- Biomimicry is applied to seawalls in the coastal town of Blackpool. The step-wall imitates the natural sand dunes which helps reduce the force of the waves.
- The palm leaf pattern is also commonly replicated in buildings. The zig-zag pattern and the fan shape of the leaf are often seen in large buildings.
This pattern helps facilitate rainwater passage and also helps ease building maintenance.
In the world of interior designing, biomimicry can be as simple as painting the walls with nature’s colors. Biophilia, or the human’s innate tendency to love things from nature, makes biomimetics necessary.
One of the easiest and quickest ways to apply the concept in your homes is with plants. Being surrounded by greenery is a foolproof way to reduce your stress.
But bringing a real tree into your home may not always be possible. Here, you can substitute your interior design with artificial tropical trees for a touch of biophilia.
A fake indoor palm tree will transport you straight to the emotions of a beach vacation. Though fake, the natural-looking foliage will help calm your mood.
The following is are examples of biomimicry in interior designing.
- Bioluminescence is usually found deep in the ocean where light can’t penetrate. But this concept is being proposed as an energy-saving way to light interiors ever since the glow-in-the-dark rabbits debuted in 2013.
- The Bartlett School of Architecture has created tiles that can remove heavy metals and toxic dyes from water. The Indus tiles are inlaid with algae in the form of a hydrogel. This can filter harmful substances. These tiles can be applied in places with polluted water sources.
- Biomimicry can also be applied to landscape designing. This practice highlights the purpose a plant serves.
For example, why would you have fake palm trees for the pool area as opposed to a rose bush? The palm can act as a sunshade. Leaves don’t fall from the tree either, which reduces the effort needed for maintenance.
The fashion industry takes responsibility for 10% of human carbon emissions. Fast fashion also does nothing to solve the waste management crisis. This is why sustainability is vital in fashion.
Fabric inspiration is taken from nature to make waterproof and heat-retaining fabrics. In some instances, designs are also modeled after nature to produce unique clothes.
Here are some examples where fashion benefitted from nature.
- We’re all well-socialized with raincoats and how they repel water. Did you know the concept used here is called the ‘Lotus Effect’? This gives fabric self-cleaning properties and also makes it impervious to water.
- A fabric that turned heads at the Sydney Olympics was Speedo’s Fastskin line of swimsuits. This fabric mimics the skin of a shark. The sandpaper-like texture reduces drag in water leading to better performance.
- Algalife fiber is a good example of how biomimicry can help improve wearer and environmental health. Using only water and the sun, the fibers are created with minimal resource consumption. It is also a zero-waste fabric as it is fully biodegradable.

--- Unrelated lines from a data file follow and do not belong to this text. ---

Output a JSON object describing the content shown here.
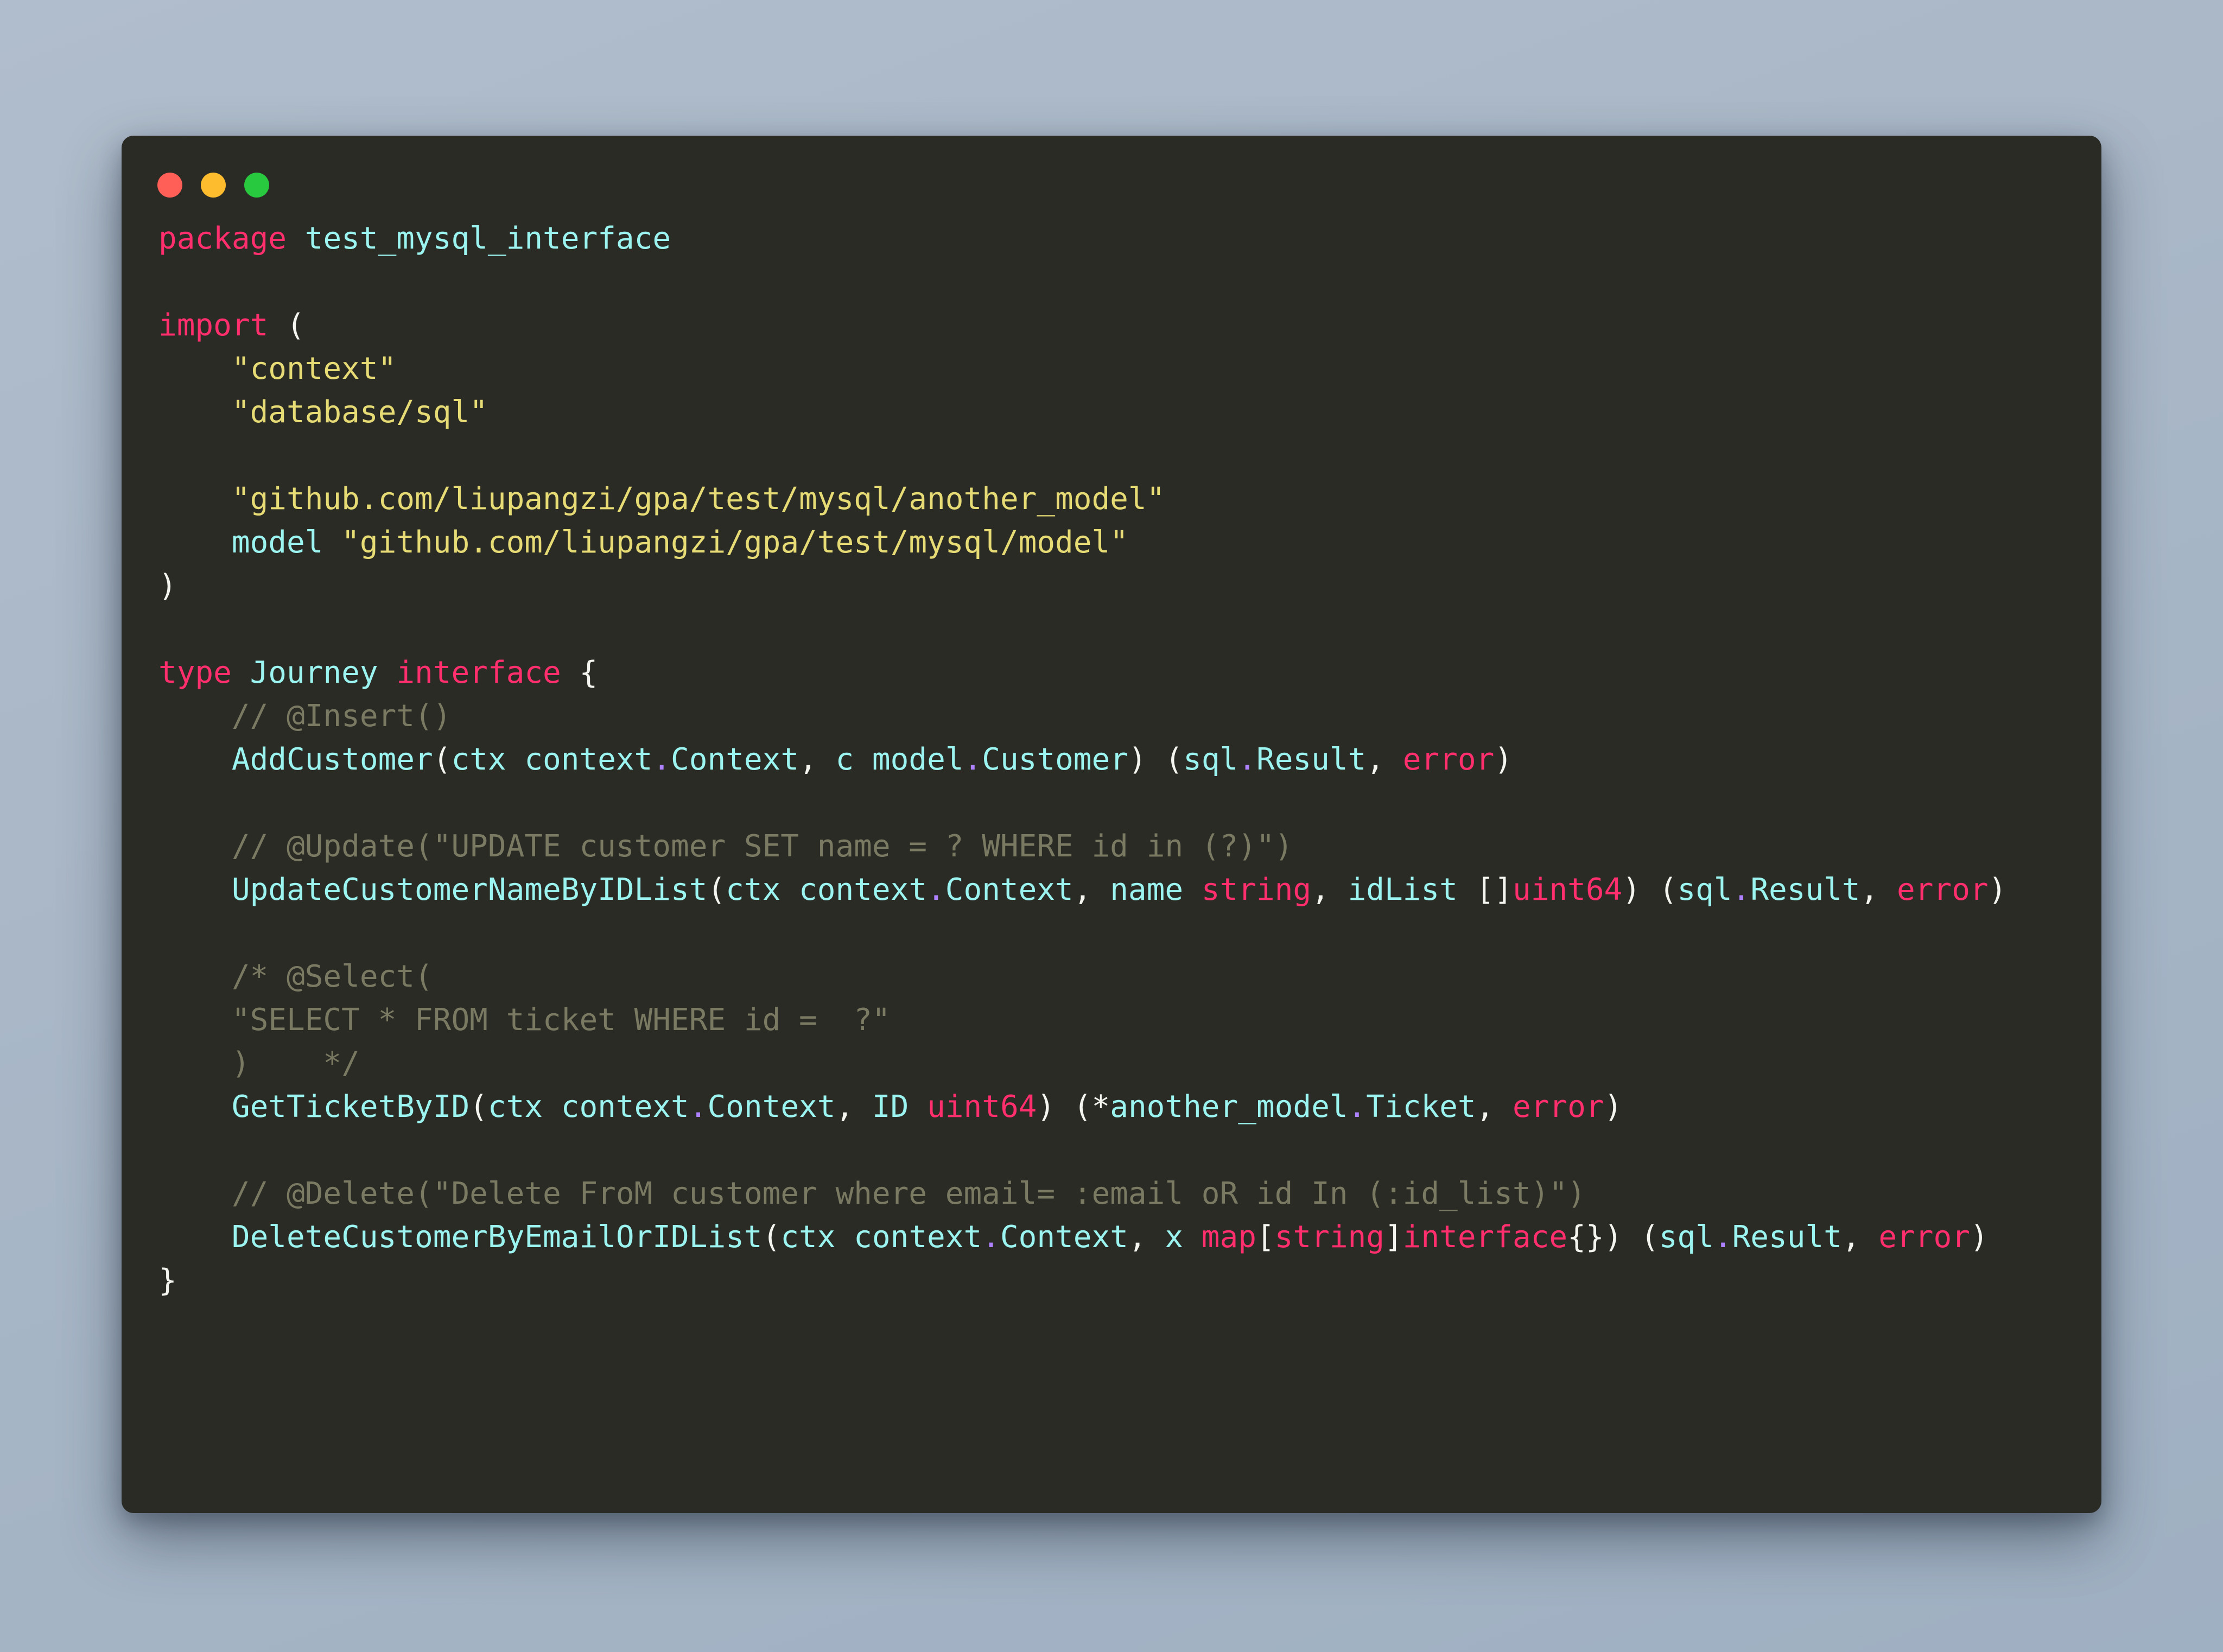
{
  "window": {
    "title": "code-snippet-window",
    "traffic_lights": [
      {
        "name": "close-button",
        "color": "#ff5f57"
      },
      {
        "name": "minimize-button",
        "color": "#fdbc2e"
      },
      {
        "name": "maximize-button",
        "color": "#28c83f"
      }
    ]
  },
  "theme": {
    "background": "#2b2b26",
    "page_background": "#a9b7c7",
    "keyword": "#ff2e6c",
    "identifier": "#9bf4f0",
    "string": "#e6db74",
    "comment": "#7a7a63",
    "punctuation": "#f5f5ef",
    "dot_operator": "#ae81ff"
  },
  "code": {
    "language": "go",
    "lines": [
      {
        "id": "line-package",
        "tokens": [
          {
            "t": "package",
            "c": "kw"
          },
          {
            "t": " ",
            "c": "pun"
          },
          {
            "t": "test_mysql_interface",
            "c": "id"
          }
        ]
      },
      {
        "id": "line-blank-1",
        "tokens": []
      },
      {
        "id": "line-import-open",
        "tokens": [
          {
            "t": "import",
            "c": "kw"
          },
          {
            "t": " (",
            "c": "pun"
          }
        ]
      },
      {
        "id": "line-import-context",
        "tokens": [
          {
            "t": "    ",
            "c": "pun"
          },
          {
            "t": "\"context\"",
            "c": "str"
          }
        ]
      },
      {
        "id": "line-import-databasesql",
        "tokens": [
          {
            "t": "    ",
            "c": "pun"
          },
          {
            "t": "\"database/sql\"",
            "c": "str"
          }
        ]
      },
      {
        "id": "line-blank-2",
        "tokens": []
      },
      {
        "id": "line-import-another-model",
        "tokens": [
          {
            "t": "    ",
            "c": "pun"
          },
          {
            "t": "\"github.com/liupangzi/gpa/test/mysql/another_model\"",
            "c": "str"
          }
        ]
      },
      {
        "id": "line-import-model-alias",
        "tokens": [
          {
            "t": "    ",
            "c": "pun"
          },
          {
            "t": "model",
            "c": "id"
          },
          {
            "t": " ",
            "c": "pun"
          },
          {
            "t": "\"github.com/liupangzi/gpa/test/mysql/model\"",
            "c": "str"
          }
        ]
      },
      {
        "id": "line-import-close",
        "tokens": [
          {
            "t": ")",
            "c": "pun"
          }
        ]
      },
      {
        "id": "line-blank-3",
        "tokens": []
      },
      {
        "id": "line-type-journey",
        "tokens": [
          {
            "t": "type",
            "c": "kw"
          },
          {
            "t": " ",
            "c": "pun"
          },
          {
            "t": "Journey",
            "c": "id"
          },
          {
            "t": " ",
            "c": "pun"
          },
          {
            "t": "interface",
            "c": "kw"
          },
          {
            "t": " {",
            "c": "pun"
          }
        ]
      },
      {
        "id": "line-comment-insert",
        "tokens": [
          {
            "t": "    ",
            "c": "pun"
          },
          {
            "t": "// @Insert()",
            "c": "cmt"
          }
        ]
      },
      {
        "id": "line-method-addcustomer",
        "tokens": [
          {
            "t": "    ",
            "c": "pun"
          },
          {
            "t": "AddCustomer",
            "c": "id"
          },
          {
            "t": "(",
            "c": "pun"
          },
          {
            "t": "ctx context",
            "c": "id"
          },
          {
            "t": ".",
            "c": "dot2"
          },
          {
            "t": "Context",
            "c": "id"
          },
          {
            "t": ", ",
            "c": "pun"
          },
          {
            "t": "c model",
            "c": "id"
          },
          {
            "t": ".",
            "c": "dot2"
          },
          {
            "t": "Customer",
            "c": "id"
          },
          {
            "t": ") (",
            "c": "pun"
          },
          {
            "t": "sql",
            "c": "id"
          },
          {
            "t": ".",
            "c": "dot2"
          },
          {
            "t": "Result",
            "c": "id"
          },
          {
            "t": ", ",
            "c": "pun"
          },
          {
            "t": "error",
            "c": "kw"
          },
          {
            "t": ")",
            "c": "pun"
          }
        ]
      },
      {
        "id": "line-blank-4",
        "tokens": []
      },
      {
        "id": "line-comment-update",
        "tokens": [
          {
            "t": "    ",
            "c": "pun"
          },
          {
            "t": "// @Update(\"UPDATE customer SET name = ? WHERE id in (?)\")",
            "c": "cmt"
          }
        ]
      },
      {
        "id": "line-method-updatecustomernamebyidlist",
        "tokens": [
          {
            "t": "    ",
            "c": "pun"
          },
          {
            "t": "UpdateCustomerNameByIDList",
            "c": "id"
          },
          {
            "t": "(",
            "c": "pun"
          },
          {
            "t": "ctx context",
            "c": "id"
          },
          {
            "t": ".",
            "c": "dot2"
          },
          {
            "t": "Context",
            "c": "id"
          },
          {
            "t": ", ",
            "c": "pun"
          },
          {
            "t": "name ",
            "c": "id"
          },
          {
            "t": "string",
            "c": "kw"
          },
          {
            "t": ", ",
            "c": "pun"
          },
          {
            "t": "idList ",
            "c": "id"
          },
          {
            "t": "[]",
            "c": "pun"
          },
          {
            "t": "uint64",
            "c": "kw"
          },
          {
            "t": ") (",
            "c": "pun"
          },
          {
            "t": "sql",
            "c": "id"
          },
          {
            "t": ".",
            "c": "dot2"
          },
          {
            "t": "Result",
            "c": "id"
          },
          {
            "t": ", ",
            "c": "pun"
          },
          {
            "t": "error",
            "c": "kw"
          },
          {
            "t": ")",
            "c": "pun"
          }
        ]
      },
      {
        "id": "line-blank-5",
        "tokens": []
      },
      {
        "id": "line-comment-select-open",
        "tokens": [
          {
            "t": "    ",
            "c": "pun"
          },
          {
            "t": "/* @Select(",
            "c": "cmt"
          }
        ]
      },
      {
        "id": "line-comment-select-sql",
        "tokens": [
          {
            "t": "    ",
            "c": "pun"
          },
          {
            "t": "\"SELECT * FROM ticket WHERE id =  ?\"",
            "c": "cmt"
          }
        ]
      },
      {
        "id": "line-comment-select-close",
        "tokens": [
          {
            "t": "    ",
            "c": "pun"
          },
          {
            "t": ")    */",
            "c": "cmt"
          }
        ]
      },
      {
        "id": "line-method-getticketbyid",
        "tokens": [
          {
            "t": "    ",
            "c": "pun"
          },
          {
            "t": "GetTicketByID",
            "c": "id"
          },
          {
            "t": "(",
            "c": "pun"
          },
          {
            "t": "ctx context",
            "c": "id"
          },
          {
            "t": ".",
            "c": "dot2"
          },
          {
            "t": "Context",
            "c": "id"
          },
          {
            "t": ", ",
            "c": "pun"
          },
          {
            "t": "ID ",
            "c": "id"
          },
          {
            "t": "uint64",
            "c": "kw"
          },
          {
            "t": ") (*",
            "c": "pun"
          },
          {
            "t": "another_model",
            "c": "id"
          },
          {
            "t": ".",
            "c": "dot2"
          },
          {
            "t": "Ticket",
            "c": "id"
          },
          {
            "t": ", ",
            "c": "pun"
          },
          {
            "t": "error",
            "c": "kw"
          },
          {
            "t": ")",
            "c": "pun"
          }
        ]
      },
      {
        "id": "line-blank-6",
        "tokens": []
      },
      {
        "id": "line-comment-delete",
        "tokens": [
          {
            "t": "    ",
            "c": "pun"
          },
          {
            "t": "// @Delete(\"Delete FroM customer where email= :email oR id In (:id_list)\")",
            "c": "cmt"
          }
        ]
      },
      {
        "id": "line-method-deletecustomerbyemailoridlist",
        "tokens": [
          {
            "t": "    ",
            "c": "pun"
          },
          {
            "t": "DeleteCustomerByEmailOrIDList",
            "c": "id"
          },
          {
            "t": "(",
            "c": "pun"
          },
          {
            "t": "ctx context",
            "c": "id"
          },
          {
            "t": ".",
            "c": "dot2"
          },
          {
            "t": "Context",
            "c": "id"
          },
          {
            "t": ", ",
            "c": "pun"
          },
          {
            "t": "x ",
            "c": "id"
          },
          {
            "t": "map",
            "c": "kw"
          },
          {
            "t": "[",
            "c": "pun"
          },
          {
            "t": "string",
            "c": "kw"
          },
          {
            "t": "]",
            "c": "pun"
          },
          {
            "t": "interface",
            "c": "kw"
          },
          {
            "t": "{}",
            "c": "pun"
          },
          {
            "t": ") (",
            "c": "pun"
          },
          {
            "t": "sql",
            "c": "id"
          },
          {
            "t": ".",
            "c": "dot2"
          },
          {
            "t": "Result",
            "c": "id"
          },
          {
            "t": ", ",
            "c": "pun"
          },
          {
            "t": "error",
            "c": "kw"
          },
          {
            "t": ")",
            "c": "pun"
          }
        ]
      },
      {
        "id": "line-interface-close",
        "tokens": [
          {
            "t": "}",
            "c": "pun"
          }
        ]
      }
    ]
  }
}
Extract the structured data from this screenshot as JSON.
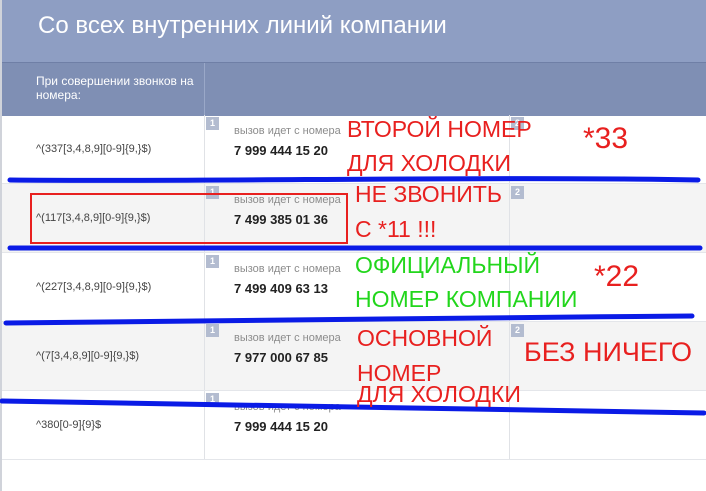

One of the easiest ways to adopt biomimicry into your life is with plants. Introduce faux plants into your homes to improve your mental health.